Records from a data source
<<<<
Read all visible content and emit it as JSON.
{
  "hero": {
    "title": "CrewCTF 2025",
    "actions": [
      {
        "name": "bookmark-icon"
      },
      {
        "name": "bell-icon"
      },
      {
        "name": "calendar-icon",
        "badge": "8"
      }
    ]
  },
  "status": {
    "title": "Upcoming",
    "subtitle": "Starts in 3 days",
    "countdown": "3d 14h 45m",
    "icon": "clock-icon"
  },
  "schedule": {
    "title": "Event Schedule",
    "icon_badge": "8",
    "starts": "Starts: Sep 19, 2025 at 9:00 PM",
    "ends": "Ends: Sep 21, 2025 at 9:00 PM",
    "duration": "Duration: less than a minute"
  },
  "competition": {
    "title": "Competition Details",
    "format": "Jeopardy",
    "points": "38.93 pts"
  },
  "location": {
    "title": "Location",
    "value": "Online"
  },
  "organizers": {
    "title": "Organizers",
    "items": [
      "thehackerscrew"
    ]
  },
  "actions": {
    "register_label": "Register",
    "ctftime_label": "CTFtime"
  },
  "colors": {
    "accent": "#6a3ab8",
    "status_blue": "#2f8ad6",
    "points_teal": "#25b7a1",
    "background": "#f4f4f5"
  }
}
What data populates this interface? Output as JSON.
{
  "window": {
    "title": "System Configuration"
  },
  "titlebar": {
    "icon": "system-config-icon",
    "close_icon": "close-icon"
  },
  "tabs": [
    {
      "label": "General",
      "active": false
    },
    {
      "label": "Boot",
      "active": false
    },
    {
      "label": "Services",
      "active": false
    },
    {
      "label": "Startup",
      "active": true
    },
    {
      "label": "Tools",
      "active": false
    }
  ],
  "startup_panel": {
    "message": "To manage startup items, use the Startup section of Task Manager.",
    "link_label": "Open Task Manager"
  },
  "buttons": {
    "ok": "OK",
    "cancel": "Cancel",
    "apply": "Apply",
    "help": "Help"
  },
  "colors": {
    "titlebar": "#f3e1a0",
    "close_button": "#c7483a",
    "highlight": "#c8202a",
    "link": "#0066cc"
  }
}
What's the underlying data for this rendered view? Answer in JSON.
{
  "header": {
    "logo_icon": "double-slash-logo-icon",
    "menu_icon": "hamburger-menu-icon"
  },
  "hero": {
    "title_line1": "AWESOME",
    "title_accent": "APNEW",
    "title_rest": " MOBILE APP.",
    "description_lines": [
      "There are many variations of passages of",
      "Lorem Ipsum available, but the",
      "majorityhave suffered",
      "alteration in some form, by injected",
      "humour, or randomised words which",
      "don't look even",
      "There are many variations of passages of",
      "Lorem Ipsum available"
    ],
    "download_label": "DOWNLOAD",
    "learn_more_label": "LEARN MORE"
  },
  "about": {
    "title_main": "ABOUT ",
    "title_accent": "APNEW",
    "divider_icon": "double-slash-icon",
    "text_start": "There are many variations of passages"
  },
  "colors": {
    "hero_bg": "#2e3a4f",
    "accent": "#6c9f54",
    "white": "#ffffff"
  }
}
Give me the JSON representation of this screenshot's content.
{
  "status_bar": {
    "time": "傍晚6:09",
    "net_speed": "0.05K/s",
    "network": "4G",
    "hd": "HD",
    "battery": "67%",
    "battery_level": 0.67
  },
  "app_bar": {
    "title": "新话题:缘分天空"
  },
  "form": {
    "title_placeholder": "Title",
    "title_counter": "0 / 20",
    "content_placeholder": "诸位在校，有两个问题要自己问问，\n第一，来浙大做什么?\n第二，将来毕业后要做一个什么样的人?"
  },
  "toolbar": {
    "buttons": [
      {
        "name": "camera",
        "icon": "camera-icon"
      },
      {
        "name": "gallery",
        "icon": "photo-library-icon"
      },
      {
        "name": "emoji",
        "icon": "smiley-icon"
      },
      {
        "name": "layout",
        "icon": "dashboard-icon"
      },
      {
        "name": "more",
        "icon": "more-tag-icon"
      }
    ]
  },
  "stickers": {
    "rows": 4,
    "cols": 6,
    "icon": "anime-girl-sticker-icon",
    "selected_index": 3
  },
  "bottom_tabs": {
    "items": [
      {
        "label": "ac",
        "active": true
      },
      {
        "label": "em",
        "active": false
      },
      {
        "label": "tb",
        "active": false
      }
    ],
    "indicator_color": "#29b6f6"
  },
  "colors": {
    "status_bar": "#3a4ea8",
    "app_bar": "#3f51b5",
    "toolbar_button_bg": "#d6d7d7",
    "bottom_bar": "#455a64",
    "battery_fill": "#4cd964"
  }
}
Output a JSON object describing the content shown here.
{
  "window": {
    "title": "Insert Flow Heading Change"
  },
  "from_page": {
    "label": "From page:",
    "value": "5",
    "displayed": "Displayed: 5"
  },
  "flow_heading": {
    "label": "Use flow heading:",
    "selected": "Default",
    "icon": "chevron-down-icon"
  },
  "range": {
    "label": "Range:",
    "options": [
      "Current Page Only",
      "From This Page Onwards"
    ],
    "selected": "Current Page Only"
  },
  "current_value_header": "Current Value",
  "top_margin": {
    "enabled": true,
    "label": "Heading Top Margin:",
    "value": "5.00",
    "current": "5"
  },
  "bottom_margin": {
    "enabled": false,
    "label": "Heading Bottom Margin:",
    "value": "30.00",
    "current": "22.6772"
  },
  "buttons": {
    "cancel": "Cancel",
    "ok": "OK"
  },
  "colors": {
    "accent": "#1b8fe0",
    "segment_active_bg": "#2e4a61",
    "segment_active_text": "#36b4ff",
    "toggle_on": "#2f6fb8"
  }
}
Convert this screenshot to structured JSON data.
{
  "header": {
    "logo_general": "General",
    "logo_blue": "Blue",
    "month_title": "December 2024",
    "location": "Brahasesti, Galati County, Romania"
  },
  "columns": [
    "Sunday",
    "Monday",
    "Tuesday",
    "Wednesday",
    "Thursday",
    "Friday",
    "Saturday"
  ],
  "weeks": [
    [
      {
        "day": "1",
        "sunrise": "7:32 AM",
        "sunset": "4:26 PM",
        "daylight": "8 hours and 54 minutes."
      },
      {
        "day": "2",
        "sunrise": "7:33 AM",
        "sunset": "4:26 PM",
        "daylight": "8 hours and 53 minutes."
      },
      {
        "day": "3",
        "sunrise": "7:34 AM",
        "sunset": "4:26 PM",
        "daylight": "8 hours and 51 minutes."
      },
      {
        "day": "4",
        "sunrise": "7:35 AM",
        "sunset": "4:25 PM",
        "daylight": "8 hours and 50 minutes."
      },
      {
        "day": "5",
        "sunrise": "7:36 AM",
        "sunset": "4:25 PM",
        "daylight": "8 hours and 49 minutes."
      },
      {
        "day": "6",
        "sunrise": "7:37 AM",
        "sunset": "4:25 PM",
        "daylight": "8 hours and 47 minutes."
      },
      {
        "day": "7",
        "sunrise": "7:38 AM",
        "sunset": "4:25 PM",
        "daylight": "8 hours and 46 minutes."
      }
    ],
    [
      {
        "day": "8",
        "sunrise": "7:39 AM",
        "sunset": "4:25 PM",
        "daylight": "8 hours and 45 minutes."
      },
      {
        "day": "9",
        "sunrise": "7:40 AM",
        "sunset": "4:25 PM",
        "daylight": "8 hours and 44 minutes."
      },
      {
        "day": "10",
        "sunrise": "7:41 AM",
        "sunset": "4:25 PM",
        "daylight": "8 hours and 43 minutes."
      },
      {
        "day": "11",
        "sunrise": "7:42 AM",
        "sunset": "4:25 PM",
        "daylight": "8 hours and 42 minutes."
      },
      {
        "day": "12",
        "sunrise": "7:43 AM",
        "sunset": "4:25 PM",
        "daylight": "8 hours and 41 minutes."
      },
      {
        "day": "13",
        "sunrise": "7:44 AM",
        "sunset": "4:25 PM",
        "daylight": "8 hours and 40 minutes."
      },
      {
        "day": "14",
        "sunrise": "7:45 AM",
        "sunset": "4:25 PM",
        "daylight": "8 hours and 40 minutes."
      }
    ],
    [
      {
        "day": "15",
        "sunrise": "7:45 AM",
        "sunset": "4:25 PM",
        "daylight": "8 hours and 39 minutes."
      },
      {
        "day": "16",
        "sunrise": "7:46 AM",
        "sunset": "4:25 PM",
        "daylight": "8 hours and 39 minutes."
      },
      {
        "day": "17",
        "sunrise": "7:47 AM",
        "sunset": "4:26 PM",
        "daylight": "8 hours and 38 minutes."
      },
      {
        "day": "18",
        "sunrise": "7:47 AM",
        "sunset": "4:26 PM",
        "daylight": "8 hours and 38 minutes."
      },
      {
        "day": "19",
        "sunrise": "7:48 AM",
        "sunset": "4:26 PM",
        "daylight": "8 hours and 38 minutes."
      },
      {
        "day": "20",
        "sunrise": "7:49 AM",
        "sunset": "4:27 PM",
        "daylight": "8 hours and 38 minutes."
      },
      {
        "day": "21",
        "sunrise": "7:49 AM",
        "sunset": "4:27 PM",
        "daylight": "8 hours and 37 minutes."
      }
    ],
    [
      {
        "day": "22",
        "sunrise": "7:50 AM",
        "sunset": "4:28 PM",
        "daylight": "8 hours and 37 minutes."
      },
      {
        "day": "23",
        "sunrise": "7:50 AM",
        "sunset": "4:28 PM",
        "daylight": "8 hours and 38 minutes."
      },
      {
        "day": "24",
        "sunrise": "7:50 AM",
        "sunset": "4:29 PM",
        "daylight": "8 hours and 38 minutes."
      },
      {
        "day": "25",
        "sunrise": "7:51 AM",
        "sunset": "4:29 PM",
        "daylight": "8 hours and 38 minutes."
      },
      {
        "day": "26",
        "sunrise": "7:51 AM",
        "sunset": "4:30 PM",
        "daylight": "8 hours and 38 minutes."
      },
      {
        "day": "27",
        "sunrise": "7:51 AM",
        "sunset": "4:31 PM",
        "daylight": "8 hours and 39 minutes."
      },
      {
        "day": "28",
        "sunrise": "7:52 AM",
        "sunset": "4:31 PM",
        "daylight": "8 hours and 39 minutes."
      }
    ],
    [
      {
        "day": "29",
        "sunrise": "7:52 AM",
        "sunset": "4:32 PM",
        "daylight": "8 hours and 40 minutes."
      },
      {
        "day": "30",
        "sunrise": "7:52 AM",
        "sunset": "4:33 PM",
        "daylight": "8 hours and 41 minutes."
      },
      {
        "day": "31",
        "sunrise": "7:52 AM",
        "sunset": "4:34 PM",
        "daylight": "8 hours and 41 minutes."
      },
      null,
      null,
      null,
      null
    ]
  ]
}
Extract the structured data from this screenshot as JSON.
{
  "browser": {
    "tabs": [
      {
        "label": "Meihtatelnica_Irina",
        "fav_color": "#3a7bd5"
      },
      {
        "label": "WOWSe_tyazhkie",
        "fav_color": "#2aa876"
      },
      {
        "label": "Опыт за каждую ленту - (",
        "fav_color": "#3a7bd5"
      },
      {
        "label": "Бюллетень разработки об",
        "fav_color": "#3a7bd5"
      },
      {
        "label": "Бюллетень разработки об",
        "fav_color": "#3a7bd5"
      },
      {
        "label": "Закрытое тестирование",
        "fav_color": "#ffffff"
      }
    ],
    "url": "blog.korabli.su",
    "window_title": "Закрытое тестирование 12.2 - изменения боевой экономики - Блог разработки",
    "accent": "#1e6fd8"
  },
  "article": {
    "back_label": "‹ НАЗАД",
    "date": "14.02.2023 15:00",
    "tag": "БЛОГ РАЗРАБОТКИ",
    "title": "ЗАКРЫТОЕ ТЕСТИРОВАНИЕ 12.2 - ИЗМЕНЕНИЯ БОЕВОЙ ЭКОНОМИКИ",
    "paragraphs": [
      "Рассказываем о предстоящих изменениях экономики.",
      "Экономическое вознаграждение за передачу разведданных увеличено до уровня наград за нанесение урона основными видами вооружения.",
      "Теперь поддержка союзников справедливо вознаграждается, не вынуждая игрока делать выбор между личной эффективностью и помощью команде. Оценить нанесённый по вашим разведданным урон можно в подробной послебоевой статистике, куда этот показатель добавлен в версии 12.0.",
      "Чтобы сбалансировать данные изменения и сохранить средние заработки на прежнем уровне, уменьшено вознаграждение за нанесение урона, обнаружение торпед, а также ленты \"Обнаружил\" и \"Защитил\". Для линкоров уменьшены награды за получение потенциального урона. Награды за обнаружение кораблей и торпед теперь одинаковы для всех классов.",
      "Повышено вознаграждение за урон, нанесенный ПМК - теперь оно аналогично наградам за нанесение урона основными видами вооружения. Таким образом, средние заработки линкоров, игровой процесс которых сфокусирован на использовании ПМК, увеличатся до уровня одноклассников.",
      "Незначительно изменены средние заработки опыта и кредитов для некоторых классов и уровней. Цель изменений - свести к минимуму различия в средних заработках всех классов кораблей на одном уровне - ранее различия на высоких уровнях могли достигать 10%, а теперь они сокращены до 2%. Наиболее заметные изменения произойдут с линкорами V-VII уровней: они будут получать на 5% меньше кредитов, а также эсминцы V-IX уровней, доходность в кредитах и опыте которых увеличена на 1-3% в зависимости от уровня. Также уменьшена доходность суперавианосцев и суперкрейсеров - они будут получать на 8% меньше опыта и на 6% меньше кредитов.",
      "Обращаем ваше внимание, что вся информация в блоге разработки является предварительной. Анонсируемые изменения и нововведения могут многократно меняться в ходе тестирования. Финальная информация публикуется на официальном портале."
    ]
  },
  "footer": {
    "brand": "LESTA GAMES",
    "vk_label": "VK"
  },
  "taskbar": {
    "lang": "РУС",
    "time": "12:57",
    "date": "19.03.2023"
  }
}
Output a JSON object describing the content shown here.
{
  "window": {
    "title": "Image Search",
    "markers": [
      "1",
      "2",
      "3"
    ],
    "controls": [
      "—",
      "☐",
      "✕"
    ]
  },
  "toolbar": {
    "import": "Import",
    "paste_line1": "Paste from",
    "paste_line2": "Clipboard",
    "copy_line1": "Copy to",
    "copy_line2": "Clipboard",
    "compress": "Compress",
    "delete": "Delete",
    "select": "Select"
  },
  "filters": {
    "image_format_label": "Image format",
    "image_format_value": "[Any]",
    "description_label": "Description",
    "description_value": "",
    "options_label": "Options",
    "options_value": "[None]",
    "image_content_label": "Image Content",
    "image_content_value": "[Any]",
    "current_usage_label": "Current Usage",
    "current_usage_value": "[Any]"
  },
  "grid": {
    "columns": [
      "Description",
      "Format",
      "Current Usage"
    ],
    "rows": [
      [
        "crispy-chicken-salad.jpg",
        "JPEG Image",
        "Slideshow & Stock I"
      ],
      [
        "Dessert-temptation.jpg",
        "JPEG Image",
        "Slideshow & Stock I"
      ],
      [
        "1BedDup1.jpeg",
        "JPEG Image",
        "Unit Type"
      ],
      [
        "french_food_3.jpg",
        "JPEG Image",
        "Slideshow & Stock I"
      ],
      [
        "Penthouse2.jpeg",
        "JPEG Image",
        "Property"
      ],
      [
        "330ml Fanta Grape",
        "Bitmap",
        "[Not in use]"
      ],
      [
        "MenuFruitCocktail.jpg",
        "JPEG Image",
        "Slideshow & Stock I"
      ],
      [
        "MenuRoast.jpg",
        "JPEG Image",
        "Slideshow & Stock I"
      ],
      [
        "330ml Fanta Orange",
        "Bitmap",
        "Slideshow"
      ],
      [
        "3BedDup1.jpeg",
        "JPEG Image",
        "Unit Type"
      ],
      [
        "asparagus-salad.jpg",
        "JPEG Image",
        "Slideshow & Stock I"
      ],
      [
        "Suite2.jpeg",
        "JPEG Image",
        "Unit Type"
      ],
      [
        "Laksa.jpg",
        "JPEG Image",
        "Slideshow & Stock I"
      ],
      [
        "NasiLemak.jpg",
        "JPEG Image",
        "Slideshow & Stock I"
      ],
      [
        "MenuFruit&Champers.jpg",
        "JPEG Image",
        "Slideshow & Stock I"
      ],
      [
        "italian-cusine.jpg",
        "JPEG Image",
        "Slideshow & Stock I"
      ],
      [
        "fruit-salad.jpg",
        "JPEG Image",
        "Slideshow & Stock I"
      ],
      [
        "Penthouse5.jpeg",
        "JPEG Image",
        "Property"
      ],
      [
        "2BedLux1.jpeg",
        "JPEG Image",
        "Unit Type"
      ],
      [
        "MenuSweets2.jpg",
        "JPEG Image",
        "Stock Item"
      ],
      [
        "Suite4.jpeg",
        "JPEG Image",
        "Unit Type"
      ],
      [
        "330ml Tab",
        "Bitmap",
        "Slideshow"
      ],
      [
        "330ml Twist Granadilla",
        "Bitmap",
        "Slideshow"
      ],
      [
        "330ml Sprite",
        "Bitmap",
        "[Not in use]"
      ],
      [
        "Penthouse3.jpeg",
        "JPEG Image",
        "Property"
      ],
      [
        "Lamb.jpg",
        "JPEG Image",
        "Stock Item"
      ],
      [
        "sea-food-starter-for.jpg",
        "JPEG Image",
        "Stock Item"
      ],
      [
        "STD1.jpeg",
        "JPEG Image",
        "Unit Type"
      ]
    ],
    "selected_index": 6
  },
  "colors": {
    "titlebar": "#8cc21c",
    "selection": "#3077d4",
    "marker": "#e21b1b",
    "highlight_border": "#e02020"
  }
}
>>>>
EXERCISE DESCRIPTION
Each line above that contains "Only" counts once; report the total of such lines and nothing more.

EXERCISE OUTPUT
2